The Australian Taxation Office (ATO) has revealed today that it has small business in its sights in it’s 2010-11 compliance program.

Tax complianceATO Commissioner Michael D’Ascenzo today released the Compliance program 2010-11, outlining refund fraud, the cash economy, employer obligations, wealthy Australians and tax secrecy havens as some top priorities for the ATO in the coming year.

“This year, we will data match more than 500 million transactions to ensure taxpayers are declaring their income, including from bank accounts, investments, overseas transfers and property transactions,” Mr D’Ascenzo said.

“We have new risk filters and upgraded technology in place to better detect incorrect or fraudulent refund claims this year.

“We will crack down on businesses using cash transactions to hide income and evade tax, using benchmarks for more than 100 industries and reviewing or auditing the activities of more than 26,000 micro businesses.

“We will also focus heavily on employers – ensuring they lodge their business activity statements on time, meet their pay as you go withholding obligations and make correct super payments to employees.

“This year we expect to take action on more than 17,500 employee complaints about unpaid super. We will undertake 800 compliance reviews of business in industries showing a pattern of non-compliance including road freight transport, automotive repair and electrical services.

Mr D’Ascenzo said the compliance program had been guided by the ATO’s new strategic statement, which had a strong focus on encouraging and supporting taxpayers to do the right thing.

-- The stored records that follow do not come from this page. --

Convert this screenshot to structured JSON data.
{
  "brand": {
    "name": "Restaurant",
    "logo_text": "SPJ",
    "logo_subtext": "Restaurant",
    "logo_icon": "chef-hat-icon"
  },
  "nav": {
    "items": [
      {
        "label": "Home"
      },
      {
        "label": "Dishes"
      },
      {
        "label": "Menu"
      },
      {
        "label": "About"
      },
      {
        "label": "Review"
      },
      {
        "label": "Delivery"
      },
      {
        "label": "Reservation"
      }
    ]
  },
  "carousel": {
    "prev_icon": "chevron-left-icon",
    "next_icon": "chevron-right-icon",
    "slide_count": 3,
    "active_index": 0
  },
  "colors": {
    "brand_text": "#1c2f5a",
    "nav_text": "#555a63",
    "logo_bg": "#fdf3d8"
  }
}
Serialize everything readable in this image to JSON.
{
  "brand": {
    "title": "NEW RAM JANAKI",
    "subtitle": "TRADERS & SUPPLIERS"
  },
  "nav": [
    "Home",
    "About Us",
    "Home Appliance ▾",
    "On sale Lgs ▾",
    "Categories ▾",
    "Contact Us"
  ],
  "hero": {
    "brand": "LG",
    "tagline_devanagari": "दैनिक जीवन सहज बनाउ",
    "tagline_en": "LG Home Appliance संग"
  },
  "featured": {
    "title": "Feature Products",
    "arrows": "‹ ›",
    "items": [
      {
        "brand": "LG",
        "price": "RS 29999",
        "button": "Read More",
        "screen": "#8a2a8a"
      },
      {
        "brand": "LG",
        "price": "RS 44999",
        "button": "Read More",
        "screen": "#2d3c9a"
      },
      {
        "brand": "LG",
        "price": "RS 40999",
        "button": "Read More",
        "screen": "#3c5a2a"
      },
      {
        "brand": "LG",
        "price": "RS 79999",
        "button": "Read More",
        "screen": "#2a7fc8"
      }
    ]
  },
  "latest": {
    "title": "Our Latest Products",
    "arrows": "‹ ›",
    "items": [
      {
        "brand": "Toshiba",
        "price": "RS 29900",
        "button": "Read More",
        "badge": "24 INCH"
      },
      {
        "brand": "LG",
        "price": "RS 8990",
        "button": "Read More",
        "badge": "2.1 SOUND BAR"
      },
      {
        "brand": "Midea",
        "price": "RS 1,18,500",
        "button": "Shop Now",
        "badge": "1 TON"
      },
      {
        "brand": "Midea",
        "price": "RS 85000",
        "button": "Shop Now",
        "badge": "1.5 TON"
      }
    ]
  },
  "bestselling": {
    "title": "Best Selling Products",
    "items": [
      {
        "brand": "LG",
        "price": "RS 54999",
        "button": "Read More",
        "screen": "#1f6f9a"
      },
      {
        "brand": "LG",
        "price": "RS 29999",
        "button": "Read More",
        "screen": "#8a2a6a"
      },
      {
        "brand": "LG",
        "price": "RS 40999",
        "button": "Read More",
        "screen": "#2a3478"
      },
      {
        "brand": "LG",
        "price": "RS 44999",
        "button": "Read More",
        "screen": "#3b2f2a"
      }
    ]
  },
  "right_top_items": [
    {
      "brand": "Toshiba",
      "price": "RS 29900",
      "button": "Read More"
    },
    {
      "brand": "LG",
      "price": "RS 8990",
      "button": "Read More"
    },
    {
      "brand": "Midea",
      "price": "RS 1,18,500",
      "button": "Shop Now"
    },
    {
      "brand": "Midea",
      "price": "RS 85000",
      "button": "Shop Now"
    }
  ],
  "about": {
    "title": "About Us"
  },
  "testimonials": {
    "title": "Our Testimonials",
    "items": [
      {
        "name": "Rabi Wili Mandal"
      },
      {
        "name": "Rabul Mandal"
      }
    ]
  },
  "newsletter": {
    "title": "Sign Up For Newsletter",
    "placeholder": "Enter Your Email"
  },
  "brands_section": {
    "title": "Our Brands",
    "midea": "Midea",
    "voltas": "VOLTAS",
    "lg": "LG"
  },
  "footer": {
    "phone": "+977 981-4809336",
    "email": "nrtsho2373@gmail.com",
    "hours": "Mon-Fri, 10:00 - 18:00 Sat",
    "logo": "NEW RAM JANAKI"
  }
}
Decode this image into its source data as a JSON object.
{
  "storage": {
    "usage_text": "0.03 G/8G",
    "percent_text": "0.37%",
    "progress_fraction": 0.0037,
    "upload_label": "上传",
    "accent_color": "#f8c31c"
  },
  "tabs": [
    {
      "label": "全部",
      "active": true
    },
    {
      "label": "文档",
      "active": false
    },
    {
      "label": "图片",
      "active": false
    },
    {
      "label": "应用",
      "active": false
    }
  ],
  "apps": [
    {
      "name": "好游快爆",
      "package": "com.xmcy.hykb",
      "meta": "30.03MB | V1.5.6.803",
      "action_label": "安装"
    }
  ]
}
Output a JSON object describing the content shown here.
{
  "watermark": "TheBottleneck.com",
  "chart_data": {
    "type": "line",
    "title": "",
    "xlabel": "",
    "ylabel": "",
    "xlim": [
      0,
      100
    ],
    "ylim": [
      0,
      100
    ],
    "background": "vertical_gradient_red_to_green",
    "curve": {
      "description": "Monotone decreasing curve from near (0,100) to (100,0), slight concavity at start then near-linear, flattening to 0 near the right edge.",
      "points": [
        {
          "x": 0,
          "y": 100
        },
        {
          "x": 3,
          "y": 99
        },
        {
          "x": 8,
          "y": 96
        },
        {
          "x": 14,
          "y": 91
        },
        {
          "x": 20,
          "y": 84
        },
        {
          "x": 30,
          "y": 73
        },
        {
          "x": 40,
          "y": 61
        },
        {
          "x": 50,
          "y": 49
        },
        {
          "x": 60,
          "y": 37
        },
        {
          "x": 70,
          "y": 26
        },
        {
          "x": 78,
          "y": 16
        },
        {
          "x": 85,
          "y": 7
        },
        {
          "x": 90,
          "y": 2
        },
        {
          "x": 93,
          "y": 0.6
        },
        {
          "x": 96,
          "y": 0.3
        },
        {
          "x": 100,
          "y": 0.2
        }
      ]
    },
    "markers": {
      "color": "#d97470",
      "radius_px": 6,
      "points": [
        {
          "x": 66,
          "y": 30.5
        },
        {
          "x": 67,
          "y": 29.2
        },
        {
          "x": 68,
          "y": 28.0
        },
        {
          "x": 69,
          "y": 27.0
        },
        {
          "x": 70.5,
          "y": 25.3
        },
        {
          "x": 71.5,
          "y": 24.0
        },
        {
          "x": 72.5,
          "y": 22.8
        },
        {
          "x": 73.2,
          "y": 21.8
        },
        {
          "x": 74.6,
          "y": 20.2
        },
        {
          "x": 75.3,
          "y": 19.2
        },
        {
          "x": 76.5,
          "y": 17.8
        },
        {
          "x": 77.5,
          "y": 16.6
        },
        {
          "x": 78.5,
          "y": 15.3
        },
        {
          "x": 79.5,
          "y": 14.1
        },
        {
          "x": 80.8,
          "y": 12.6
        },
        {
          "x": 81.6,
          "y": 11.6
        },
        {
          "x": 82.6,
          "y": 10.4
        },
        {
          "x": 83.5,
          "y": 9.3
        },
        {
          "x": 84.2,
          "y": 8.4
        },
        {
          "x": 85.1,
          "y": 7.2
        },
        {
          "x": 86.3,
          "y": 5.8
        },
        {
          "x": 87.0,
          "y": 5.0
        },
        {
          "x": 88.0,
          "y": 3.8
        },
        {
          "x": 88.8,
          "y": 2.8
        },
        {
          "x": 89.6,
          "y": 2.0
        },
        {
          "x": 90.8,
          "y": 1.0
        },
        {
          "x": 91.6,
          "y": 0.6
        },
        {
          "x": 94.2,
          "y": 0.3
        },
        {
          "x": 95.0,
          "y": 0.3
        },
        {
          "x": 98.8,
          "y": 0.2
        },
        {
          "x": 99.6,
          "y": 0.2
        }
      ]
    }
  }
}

“We realise some businesses are still experiencing financial hardship as a result of the economic downturn and we will extend the measures to assist small businesses announced last year.

“Businesses having difficulty paying their tax debts should contact us early to work out how we can help them, for example with flexible payment arrangements or interest-free payment deferrals.”

Mr D’Ascenzo said Australia has a strong culture of voluntary tax compliance and part of supporting honest taxpayers was taking firm action against those who do the wrong thing.